It is a religious experience going into a Russian museum. I was the only visitor, but there were many custodians. They spoke in hushed tones and instructed me to put on blue disposable overshoes. After admiring the exquisite bone carvings, some modern paintings and the enormous stuffed animals, I was glad to be back out in the sunshine. The Folk Trade Museum next door, by contrast, was still free and very friendly. The young woman in charge - another Natasha, spoke excellent English and gave me a lovely fridge magnet, doing more for tourism than most of the frontline staff I had encountered anywhere in Russia. 
Stairway to the Old Town

Taking the arched stairway leading down to the Old Town brought me out at a festival in honour of some unnamed saint. The shashlik stands were doing a sizzling trade, a lively band played and children were busy with balloons and jumping castles while adults clamoured for the tiniest bit of shade. Opposite were the stately mansions of past heroes such as Mendeleev, the scientist who invented the periodic table. It was his earlier studies into the composition of alcohols that determined the present amazing strength of Russian vodka. Nearby was the Tobolsk Rayon Administration building which was the last hiding place of Tsar Nicholas II before he was executed in Yekaterinenburg in 1917.

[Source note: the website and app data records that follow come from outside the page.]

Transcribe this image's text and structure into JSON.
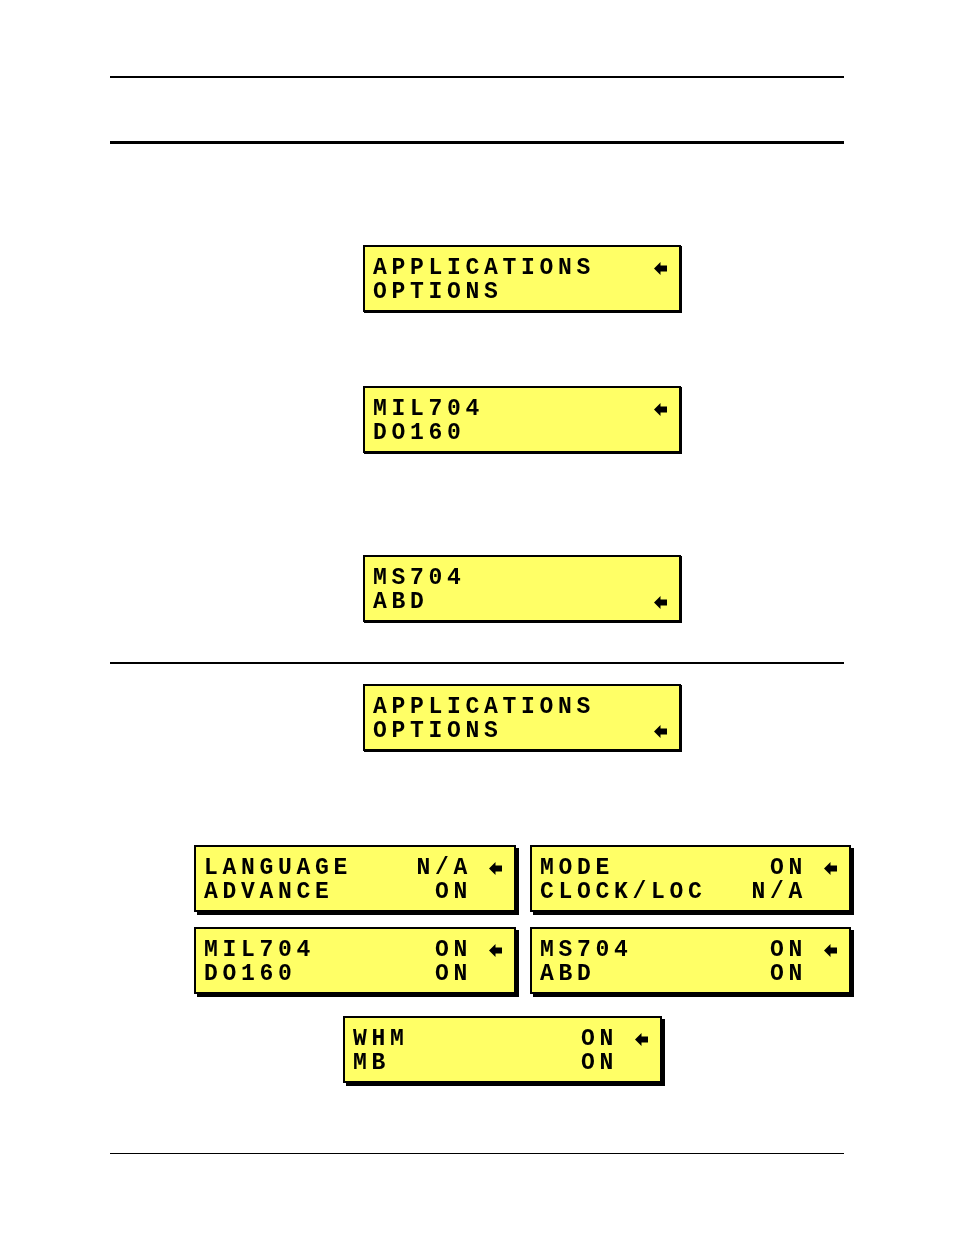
{
  "upper_displays": [
    {
      "lines": [
        {
          "label": "APPLICATIONS",
          "selected": true
        },
        {
          "label": "OPTIONS",
          "selected": false
        }
      ]
    },
    {
      "lines": [
        {
          "label": "MIL704",
          "selected": true
        },
        {
          "label": "DO160",
          "selected": false
        }
      ]
    },
    {
      "lines": [
        {
          "label": "MS704",
          "selected": false
        },
        {
          "label": "ABD",
          "selected": true
        }
      ]
    }
  ],
  "lower_displays": [
    {
      "lines": [
        {
          "label": "APPLICATIONS",
          "selected": false
        },
        {
          "label": "OPTIONS",
          "selected": true
        }
      ]
    }
  ],
  "settings_displays": [
    {
      "lines": [
        {
          "label": "LANGUAGE",
          "value": "N/A",
          "selected": true
        },
        {
          "label": "ADVANCE",
          "value": "ON",
          "selected": false
        }
      ]
    },
    {
      "lines": [
        {
          "label": "MODE",
          "value": "ON",
          "selected": true
        },
        {
          "label": "CLOCK/LOC",
          "value": "N/A",
          "selected": false
        }
      ]
    },
    {
      "lines": [
        {
          "label": "MIL704",
          "value": "ON",
          "selected": true
        },
        {
          "label": "DO160",
          "value": "ON",
          "selected": false
        }
      ]
    },
    {
      "lines": [
        {
          "label": "MS704",
          "value": "ON",
          "selected": true
        },
        {
          "label": "ABD",
          "value": "ON",
          "selected": false
        }
      ]
    },
    {
      "lines": [
        {
          "label": "WHM",
          "value": "ON",
          "selected": true
        },
        {
          "label": "MB",
          "value": "ON",
          "selected": false
        }
      ]
    }
  ]
}
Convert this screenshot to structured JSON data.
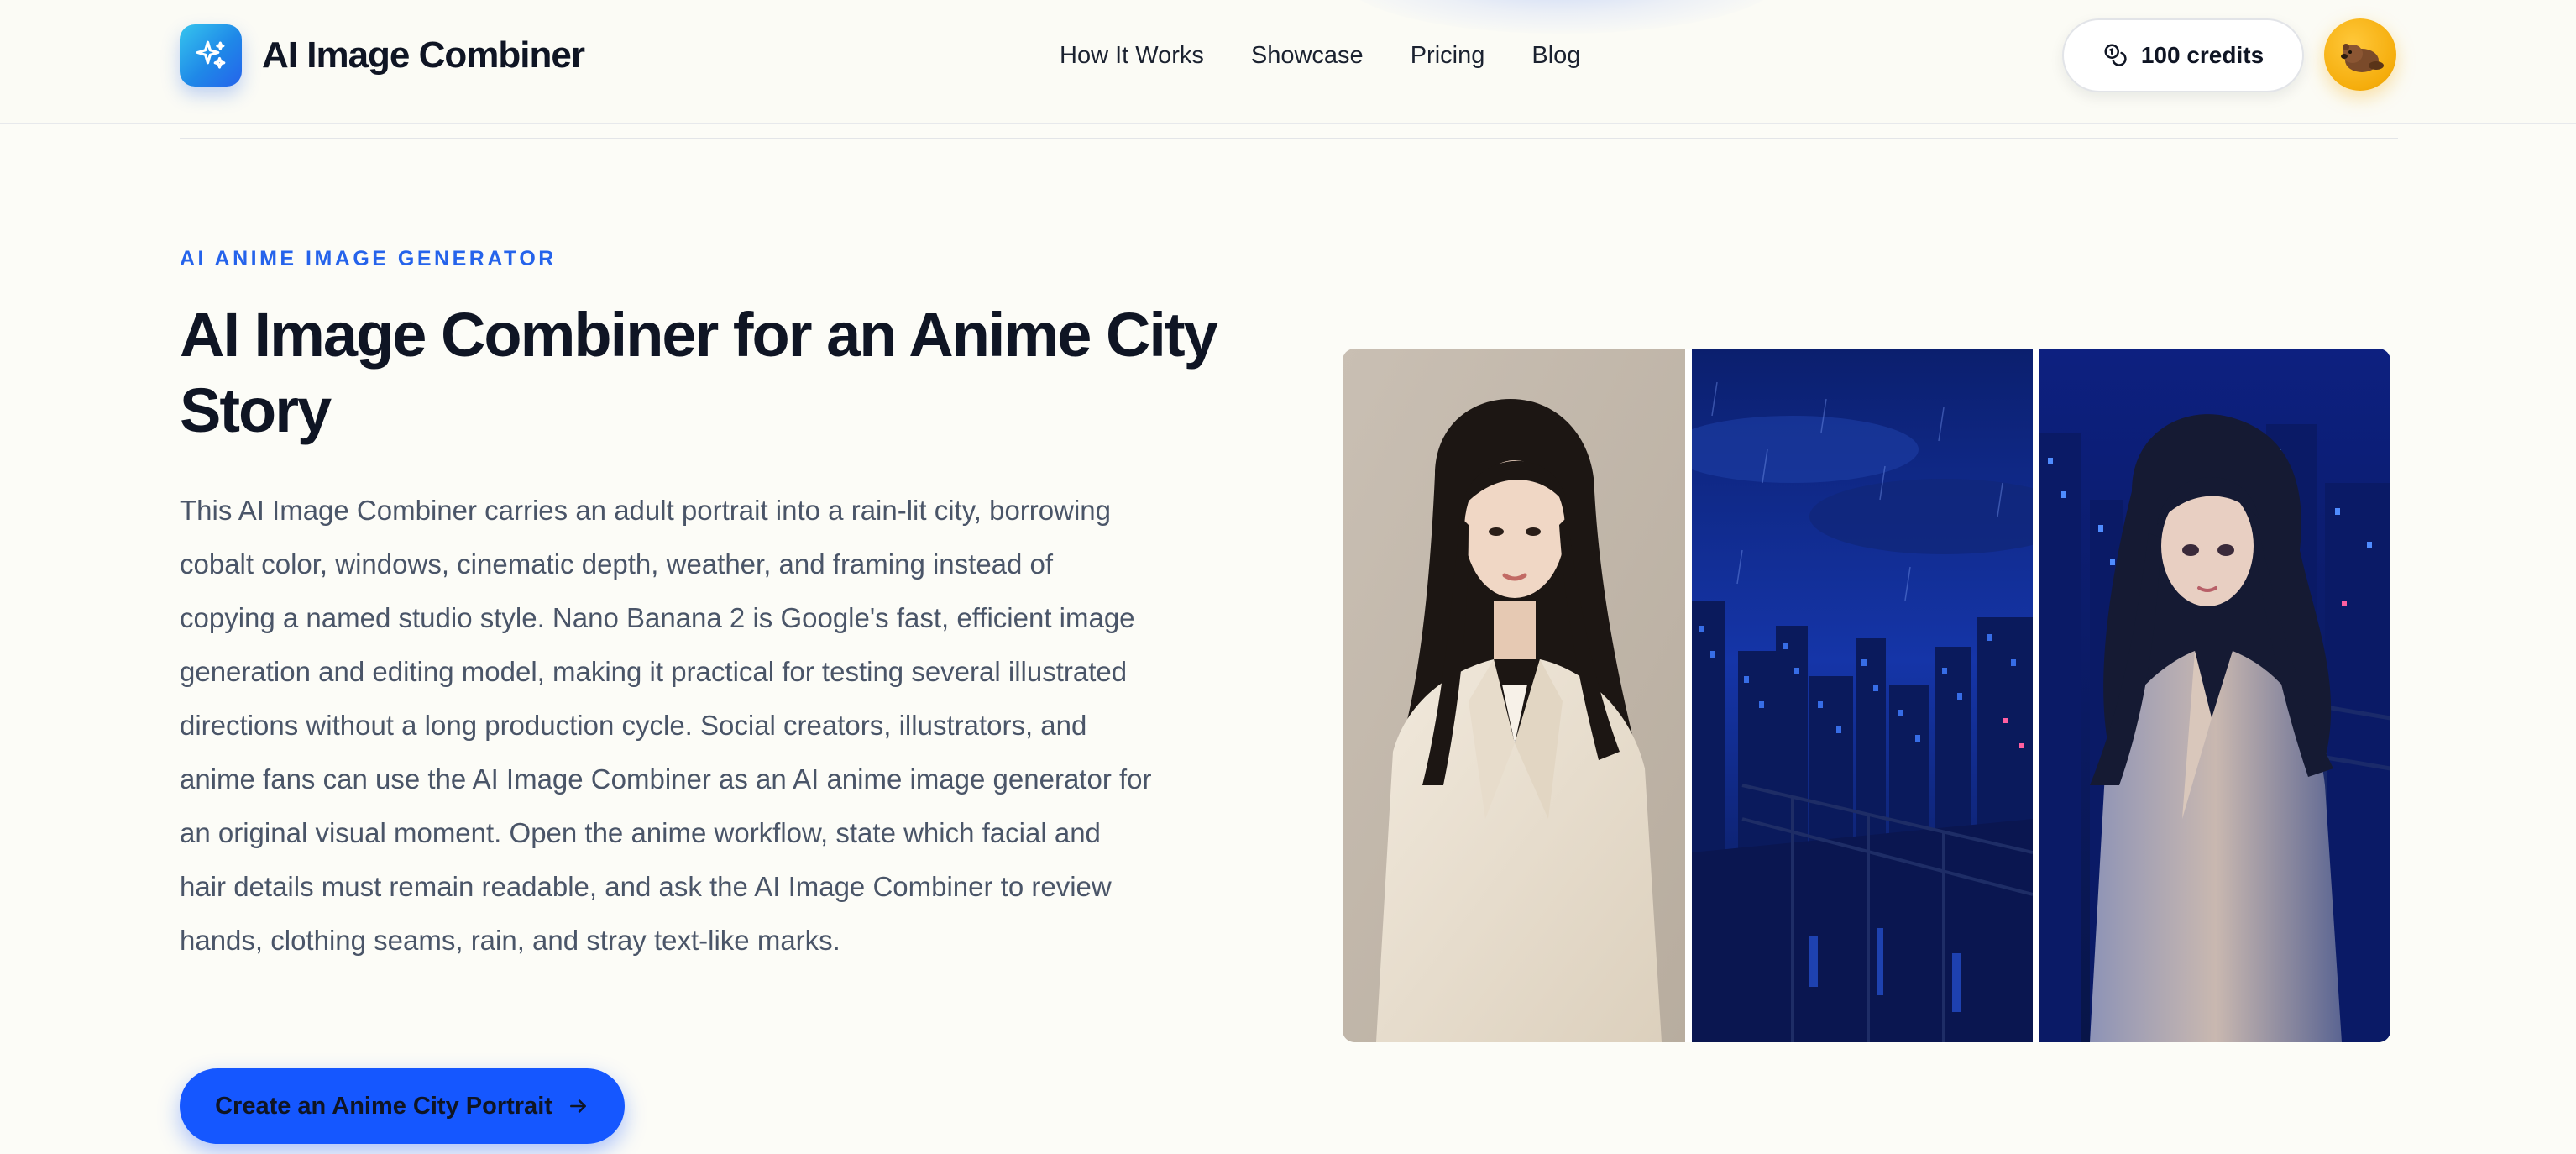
{
  "header": {
    "brand": {
      "name": "AI Image Combiner",
      "logo_icon": "sparkles-icon",
      "accent": "#2563eb"
    },
    "nav": [
      {
        "label": "How It Works"
      },
      {
        "label": "Showcase"
      },
      {
        "label": "Pricing"
      },
      {
        "label": "Blog"
      }
    ],
    "credits": {
      "label": "100 credits",
      "icon": "coins-icon"
    },
    "avatar": {
      "icon": "beaver-avatar-icon",
      "color": "#f5ad0c"
    }
  },
  "hero": {
    "eyebrow": "AI ANIME IMAGE GENERATOR",
    "title": "AI Image Combiner for an Anime City Story",
    "body": "This AI Image Combiner carries an adult portrait into a rain-lit city, borrowing cobalt color, windows, cinematic depth, weather, and framing instead of copying a named studio style. Nano Banana 2 is Google's fast, efficient image generation and editing model, making it practical for testing several illustrated directions without a long production cycle. Social creators, illustrators, and anime fans can use the AI Image Combiner as an AI anime image generator for an original visual moment. Open the anime workflow, state which facial and hair details must remain readable, and ask the AI Image Combiner to review hands, clothing seams, rain, and stray text-like marks.",
    "cta": {
      "label": "Create an Anime City Portrait",
      "icon": "arrow-right-icon",
      "color": "#1557ff"
    }
  },
  "images": [
    {
      "role": "input-portrait"
    },
    {
      "role": "input-rainy-city"
    },
    {
      "role": "output-anime-portrait"
    }
  ]
}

The heat was oppressive, thick black clouds gathered overhead and my foot hurt as I climbed what seemed like ten thousand steps back up to the town centre where the bus stop was. I came out to the left of the square where the notorious Tyuremny Prison was. This was a way station en route to exile in Siberia and one of its more famous guests was Dostoyevsky. It was closed today as I hurried by, but it was not hard to imagine what it would have been like inside - faded photos of long dead faces, a few artifacts and personal treasures, long pages of finely scrawled transcripts and the sense of sadness and regret that so many intelligent and noble looking people had disappeared forever.
Although Tobolsk, like many places in Russia, has it's dark side, the whole place is like a living history museum, where you can breathe the air and feel the weight of events that shook the world.

Tyuremny Prison
The bus came just as the rain began to bucket down and I made my way back to the guest house. The lovely concierge had washed and dried my clothes for nothing and I got ready to leave on the evening train.